The design – a smiley face on a blue background with the words, “I Am Smiling Under This Mask” – fits King’s personality because he “always liked to be the center of attention” and “always liked to smile,” Katina Fosque said.
King, who enjoys drawing, submitted four entries to the contest; his final submission was the winner.
His mother described what it has been like having a school-age child with autism during the COVID-19 pandemic.
King was diagnosed with autism more than two years ago, when he was in kindergarten. The most challenging symptom of King’s autism was exhibited as disruptive behavior at school.
The constant phone calls to pick up King from school due to his behavior were stressful. His family turned to prescription medication to try to control the behavior but couldn’t find the right fit.
On the fifth attempt to find an effective medication, King suffered a severe allergic reaction that put him in the hospital for two weeks. His family resolved to stop seeking medication to manage his autism.
He had a “rough” year in 2020 that appeared to be improving in the spring, but about one day after King returned to class in March, schools closed due to COVID-19.
King was a homebound student before the COVID-19 pandemic hit, so his mother was advised to put him in the virtual learning program this school year, in which he could continue to stay home.

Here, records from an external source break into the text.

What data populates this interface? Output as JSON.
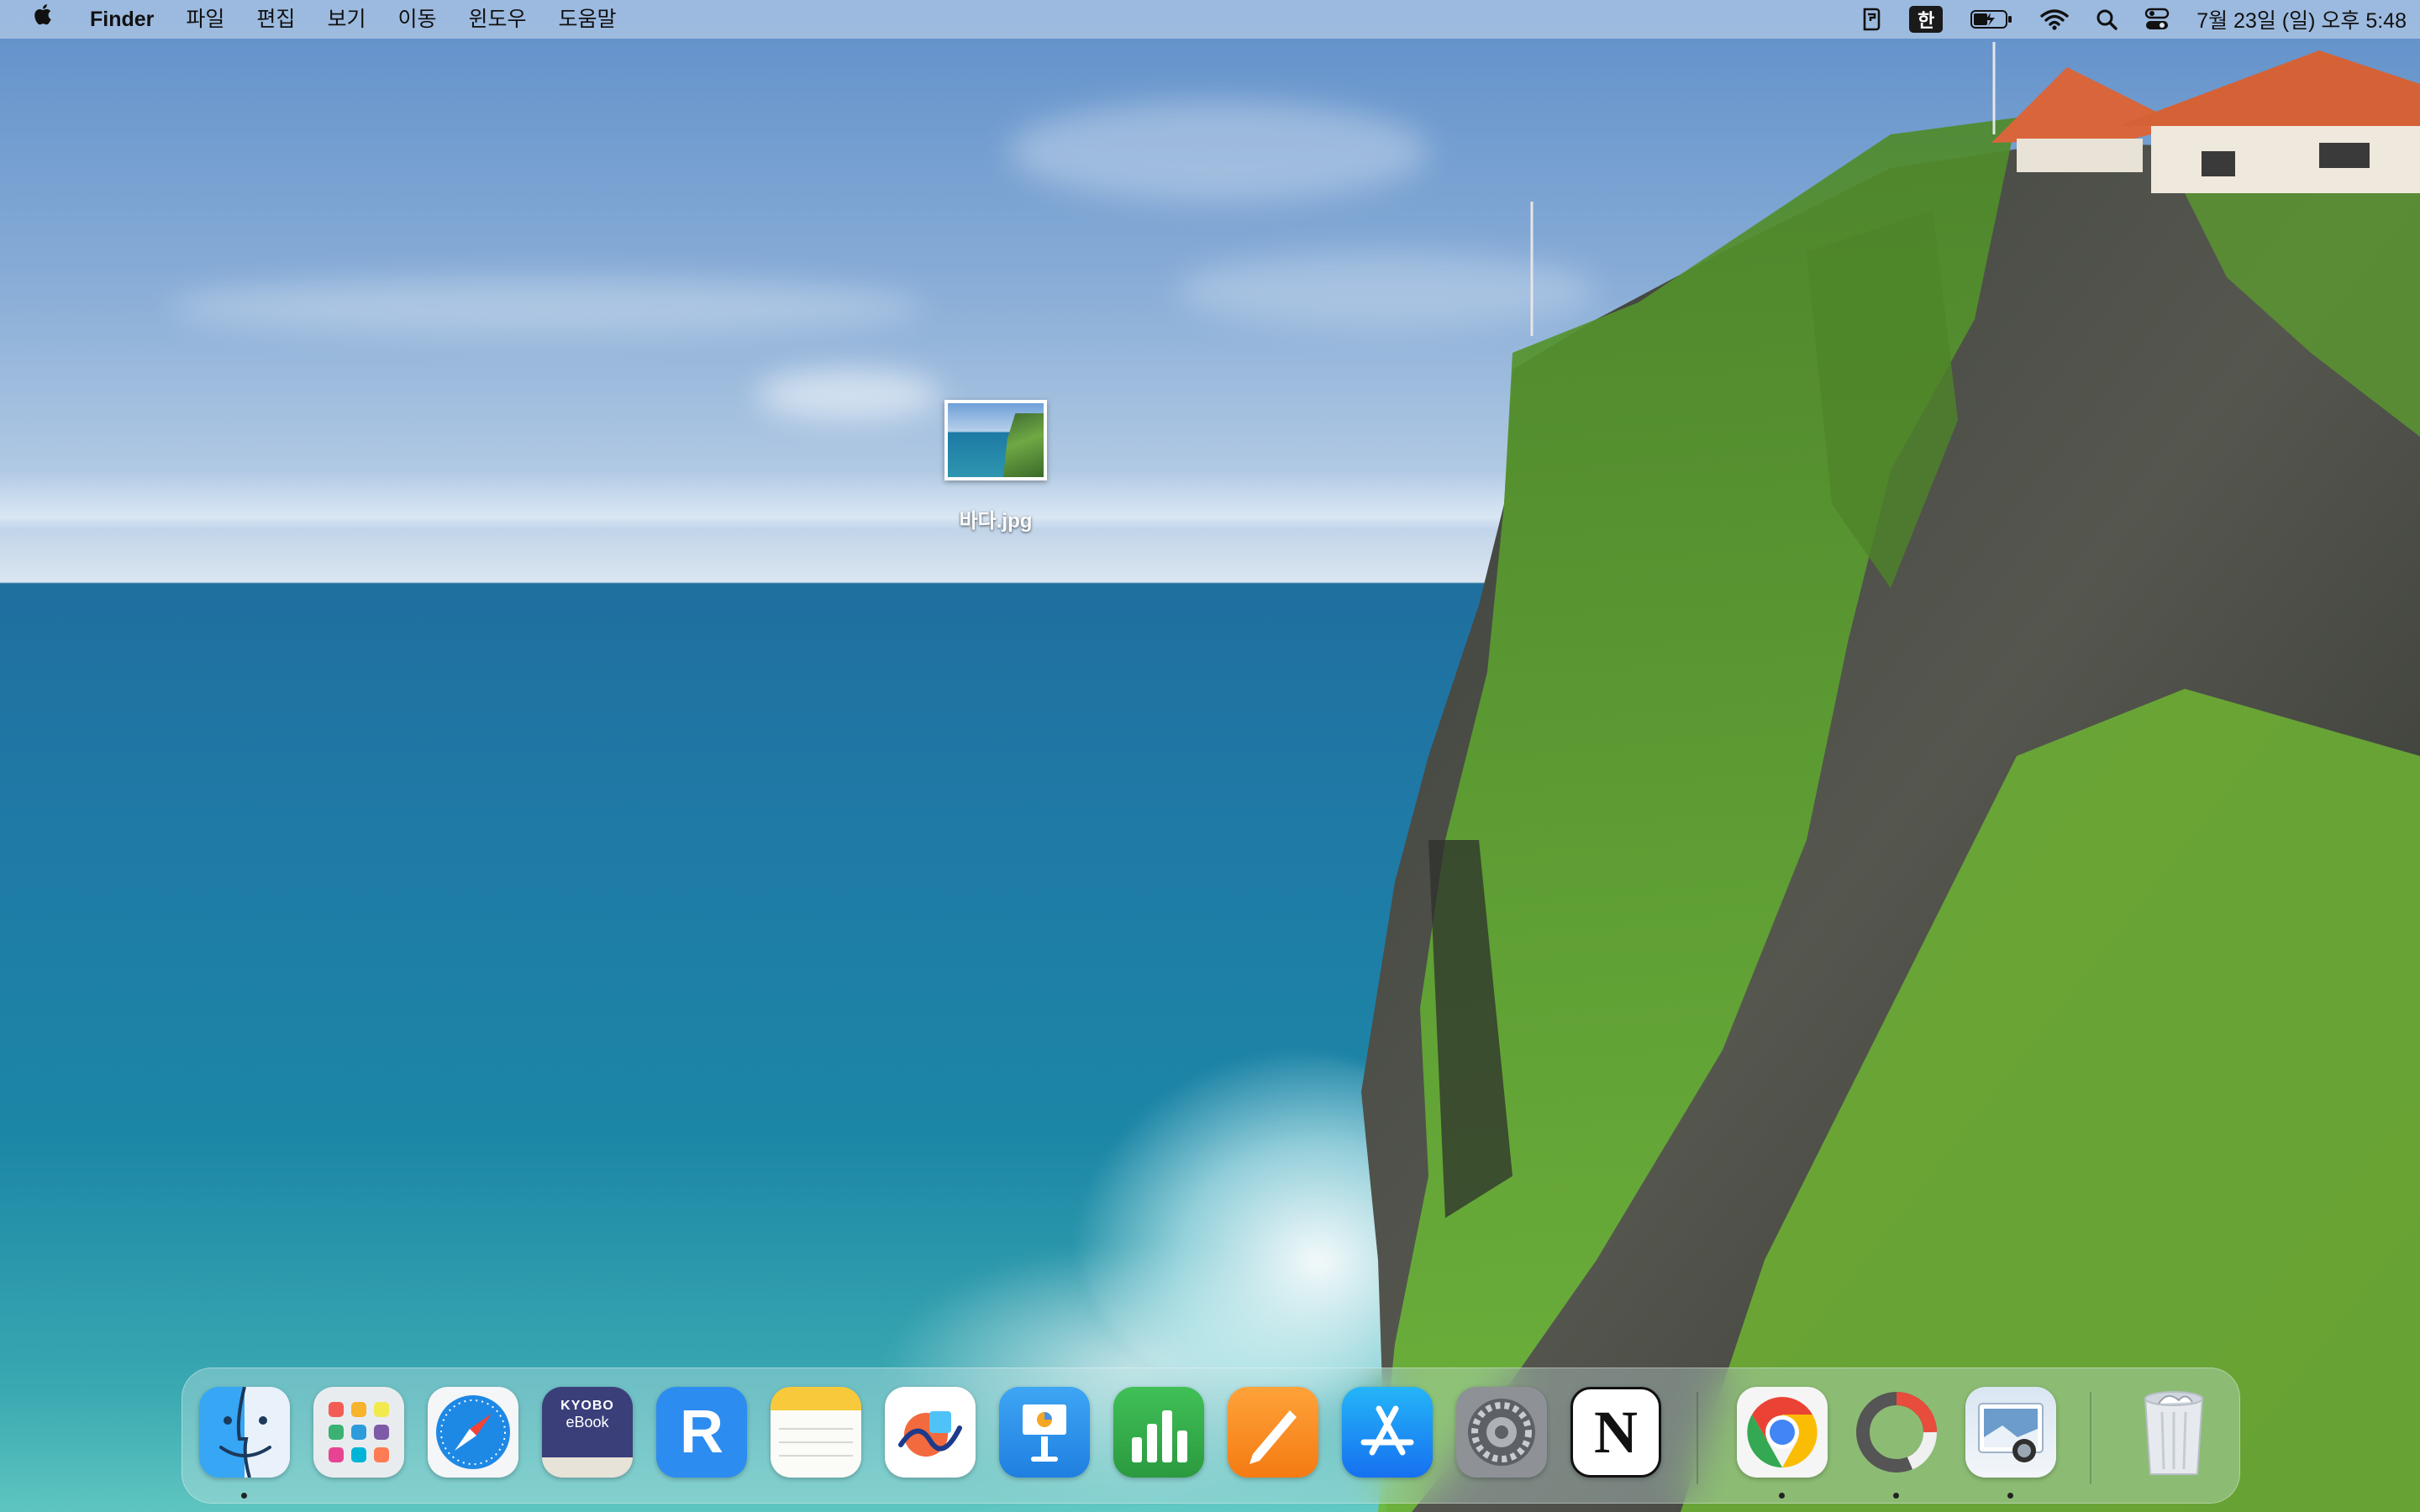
{
  "menubar": {
    "apple_icon": "apple-logo-icon",
    "app_name": "Finder",
    "items": [
      "파일",
      "편집",
      "보기",
      "이동",
      "윈도우",
      "도움말"
    ],
    "status_icons": [
      "shortcut-icon",
      "input-source-icon",
      "battery-icon",
      "wifi-icon",
      "spotlight-search-icon",
      "control-center-icon"
    ],
    "input_source": "한",
    "clock": "7월 23일 (일) 오후 5:48"
  },
  "desktop": {
    "file_name": "바다.jpg"
  },
  "dock": {
    "apps": [
      {
        "name": "Finder",
        "icon": "finder-icon",
        "running": true
      },
      {
        "name": "Launchpad",
        "icon": "launchpad-icon",
        "running": false
      },
      {
        "name": "Safari",
        "icon": "safari-icon",
        "running": false
      },
      {
        "name": "KYOBO eBook",
        "icon": "kyobo-ebook-icon",
        "running": false,
        "label_line1": "KYOBO",
        "label_line2": "eBook"
      },
      {
        "name": "R",
        "icon": "r-app-icon",
        "running": false,
        "letter": "R"
      },
      {
        "name": "Notes",
        "icon": "notes-icon",
        "running": false
      },
      {
        "name": "Freeform",
        "icon": "freeform-icon",
        "running": false
      },
      {
        "name": "Keynote",
        "icon": "keynote-icon",
        "running": false
      },
      {
        "name": "Numbers",
        "icon": "numbers-icon",
        "running": false
      },
      {
        "name": "Pages",
        "icon": "pages-icon",
        "running": false
      },
      {
        "name": "App Store",
        "icon": "app-store-icon",
        "running": false
      },
      {
        "name": "System Settings",
        "icon": "system-settings-icon",
        "running": false
      },
      {
        "name": "Notion",
        "icon": "notion-icon",
        "running": false,
        "letter": "N"
      }
    ],
    "recent_apps": [
      {
        "name": "Google Chrome",
        "icon": "chrome-icon",
        "running": true
      },
      {
        "name": "Screen Recorder",
        "icon": "ring-app-icon",
        "running": true
      },
      {
        "name": "Preview",
        "icon": "preview-icon",
        "running": true
      }
    ],
    "trash": {
      "name": "Trash",
      "icon": "trash-icon"
    }
  }
}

He began the school year as a virtual student at Kegotank Elementary School but recently entered the hybrid learning program at Chincoteague Elementary School. He has been attending school in person two days a week and is doing well, his mother said.
King enjoys participating in classroom activities, answering the teacher’s questions, and being with his friends. His favorite subject is math.
Katina Fosque attributes her seven-year-old son’s success in school to his increasing maturity, the help of his special education teacher, and “a lot of breaks.”
King received a gift of $100 to spend on art supplies, presented by Althea Pittman, executive director of the Eastern Shore Center for Independent Living.
Pittman, who is blind, is an advocate for inclusive community activities. “I have a disability, but I do have the ability to interact” with others, she said.
She is a firm believer that as a citizen who pays the same taxes as everyone else, she should also have the same access to public resources.
The mission of the Eastern Shore Center for Independent Living is “to empower people with disabilities to make their own life choices and to realize their greatest potential as individuals.” It offers activities for both the old and the young, and Pittman promotes showing support for the next generation “any way you can.”
To learn more about Accomack County Parks and Recreation programs and events, call Manager Wayne Burton at 757-710-1947 or Special Events Coordinator Barbara Boggs at 757-710-9301.
For more information on the Eastern Shore Center for Independent Living, contact Executive Director Althea Pittman at 757-414-0100 or email firstname.lastname@example.org